“It’s a cookbook! It’s a cookbook!”


Eventually I may have something more substantial to say about Lady in the Water. But in the meantime, a bizarro connection occurs to me. And warning, there be a semi-spoiler ahead. (But I’m revealing something from the middle of the film, not the end.)

You know how M. Night Shyamalan has been called a Rod Serling wanna-be? Especially ever since The Village (2004) came out, and a number of people took it to be a rip-off of the Twilight Zone episode ‘A Hundred Yards over the Rim‘ (1961)?

In Lady in the Water, Shyamalan himself plays a man who, we are told, is destined to write a book that will inspire a future “great leader” — and the practically messianic significance of this prompted me to tell my wife that Shyamalan had basically cast himself as the muse to the Antichrist. I’m joking, of course, but the “great leader” prophesied in this film does sound rather similar to the archvillain that one finds in end-times novels; he also reminds me of the righteous dictator who takes over the American government, and then the world, in William Randolph Hearst’s propaganda flick Gabriel over the White House (1933).

Anyway. That tangent aside, the book that Night’s character is writing — the book that will inspire this future presidential saviour, the book that was in turn inspired by the Narfs and their allies in the Blue World, etc. — is called The Cookbook. And it dawned on me today that this may be some weird sort of homage to another Twilight Zone episode, ‘To Serve Man‘ (1962). Wikipedia’s synopsis:

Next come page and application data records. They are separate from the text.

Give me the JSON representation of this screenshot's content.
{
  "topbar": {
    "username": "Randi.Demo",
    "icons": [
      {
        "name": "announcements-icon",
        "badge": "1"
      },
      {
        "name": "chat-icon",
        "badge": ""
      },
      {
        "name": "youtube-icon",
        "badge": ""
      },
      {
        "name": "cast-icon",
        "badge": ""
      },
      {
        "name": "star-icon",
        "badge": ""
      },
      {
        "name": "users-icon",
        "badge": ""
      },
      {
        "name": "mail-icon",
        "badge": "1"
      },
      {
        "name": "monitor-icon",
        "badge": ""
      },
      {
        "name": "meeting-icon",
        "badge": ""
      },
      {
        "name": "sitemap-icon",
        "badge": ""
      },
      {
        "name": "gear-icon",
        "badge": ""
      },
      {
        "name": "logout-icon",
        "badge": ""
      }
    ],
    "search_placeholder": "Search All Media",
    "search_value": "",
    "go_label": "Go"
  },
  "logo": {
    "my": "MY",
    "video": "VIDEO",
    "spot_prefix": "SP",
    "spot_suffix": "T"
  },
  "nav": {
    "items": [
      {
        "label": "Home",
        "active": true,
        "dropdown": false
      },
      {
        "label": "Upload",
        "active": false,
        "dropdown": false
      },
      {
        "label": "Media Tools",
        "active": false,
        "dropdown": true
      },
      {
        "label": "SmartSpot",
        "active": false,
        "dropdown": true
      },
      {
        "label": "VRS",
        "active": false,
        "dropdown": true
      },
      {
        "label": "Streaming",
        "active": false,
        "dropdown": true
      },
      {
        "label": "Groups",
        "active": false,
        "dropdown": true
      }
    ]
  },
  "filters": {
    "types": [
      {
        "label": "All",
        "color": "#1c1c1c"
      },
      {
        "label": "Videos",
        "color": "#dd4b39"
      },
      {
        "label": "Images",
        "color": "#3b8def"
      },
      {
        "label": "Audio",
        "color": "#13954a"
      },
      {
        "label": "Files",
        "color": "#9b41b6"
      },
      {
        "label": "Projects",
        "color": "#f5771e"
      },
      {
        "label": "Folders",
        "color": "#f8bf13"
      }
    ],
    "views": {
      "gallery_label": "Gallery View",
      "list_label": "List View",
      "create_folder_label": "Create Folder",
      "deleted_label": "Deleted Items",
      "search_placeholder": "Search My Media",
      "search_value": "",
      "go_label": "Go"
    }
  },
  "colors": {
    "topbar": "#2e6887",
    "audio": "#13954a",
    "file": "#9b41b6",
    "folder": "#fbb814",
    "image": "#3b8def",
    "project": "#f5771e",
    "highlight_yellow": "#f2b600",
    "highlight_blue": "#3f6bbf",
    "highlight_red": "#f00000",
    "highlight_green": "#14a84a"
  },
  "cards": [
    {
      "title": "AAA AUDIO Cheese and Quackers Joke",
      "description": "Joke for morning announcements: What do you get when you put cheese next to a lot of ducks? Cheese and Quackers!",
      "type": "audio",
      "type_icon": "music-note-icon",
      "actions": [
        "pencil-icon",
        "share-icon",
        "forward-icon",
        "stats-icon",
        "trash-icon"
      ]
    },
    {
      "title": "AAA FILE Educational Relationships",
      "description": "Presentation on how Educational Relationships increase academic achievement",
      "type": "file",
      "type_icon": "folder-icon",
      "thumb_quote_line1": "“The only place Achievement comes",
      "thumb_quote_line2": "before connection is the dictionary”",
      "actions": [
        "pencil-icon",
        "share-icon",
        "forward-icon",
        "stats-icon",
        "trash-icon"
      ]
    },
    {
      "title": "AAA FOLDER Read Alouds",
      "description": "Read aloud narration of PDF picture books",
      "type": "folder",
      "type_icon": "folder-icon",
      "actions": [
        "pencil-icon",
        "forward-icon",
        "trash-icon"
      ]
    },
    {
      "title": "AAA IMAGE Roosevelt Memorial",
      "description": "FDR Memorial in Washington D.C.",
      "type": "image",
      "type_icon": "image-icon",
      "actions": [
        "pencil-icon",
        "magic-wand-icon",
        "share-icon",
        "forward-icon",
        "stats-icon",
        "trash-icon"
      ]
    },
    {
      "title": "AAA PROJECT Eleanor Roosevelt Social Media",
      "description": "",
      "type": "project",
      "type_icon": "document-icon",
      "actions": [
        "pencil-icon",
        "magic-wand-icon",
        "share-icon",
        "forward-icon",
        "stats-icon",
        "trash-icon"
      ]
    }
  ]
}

A race of aliens known as the Kanamits land on Earth and promise to be nothing but helpful to the cause of humanity, as dictated in a seemingly innocuous book called “To Serve Man.” They eradicate hunger, eliminate war, and eliminate the need for expensive power sources. Soon humans are volunteering for trips to the Kanamits’ home planet. All is not well, however, when a decoder discovers the Kanamits’ true intentions. Their book, “To Serve Man”, is a cookbook.

So … is Shyamalan hinting in some strange and twisted way that the Narfs are actually the bad guys, ready to destroy humanity with the aid of a book that was seemingly oh so helpful to us? It is tempting to think so, but naaaah, he isn’t that clever.

About Peter T. Chattaway

Peter T. Chattaway was the regular film critic for BC Christian News from 1992 to 2011. In addition to his film column, which won multiple awards from the Evangelical Press Association, the Canadian Church Press and the Fellowship of Christian Newspapers, his news and opinion pieces have appeared in such publications as Books & Culture, Christianity Today, Bible Review and the Vancouver Sun. He also contributed essays to the books Re-Viewing The Passion: Mel Gibson’s Film and Its Critics (Palgrave Macmillan, 2004) and Scandalizing Jesus?: Kazantzakis’s The Last Temptation of Christ Fifty Years on (Continuum, 2005).

  • http://www.blogger.com/profile/17492591447246532970 jasdye

    oh, that was in a Simpsons Tree-House of Horror episode.

    the Simpsons, my cultural connection point.

  • http://www.blogger.com/profile/08741378159534413277 Magnus

    It was also referrenced in Naked Gun 2 1/2.

  • http://www.blogger.com/profile/07593734501647806262 stephanieprophet

    Here on Middle Earth, inspiration is derived from influence, therefore, good and or evil may in fact open the eye to the unseen. The Cookbook is a compelling catalyst to a thought provoking movement. What main ingredient in the Cookbook would be used to fulfill or execute, the ending result, finished product or final plan? Could it be mankind. With that being said there are also other important ingredients or characters if you will that also play a very important role in finalizing God’s plan.

  • http://www.blogger.com/profile/02984854211779876831 Bryan

    to me, the village is based off a book called Running Out of Time. I love the hundred yards over the rim ep of twilight zone, but fail to see the connection with a shitty movie like the village. M Night has nothing on Rod Serling. The sixth sense is as close as he could have come, and that was a good movie, but someone needs to tell him to stop writing because I have wasted too much money giving him second third fourth chances at the box office.


CLOSE | X

HIDE | X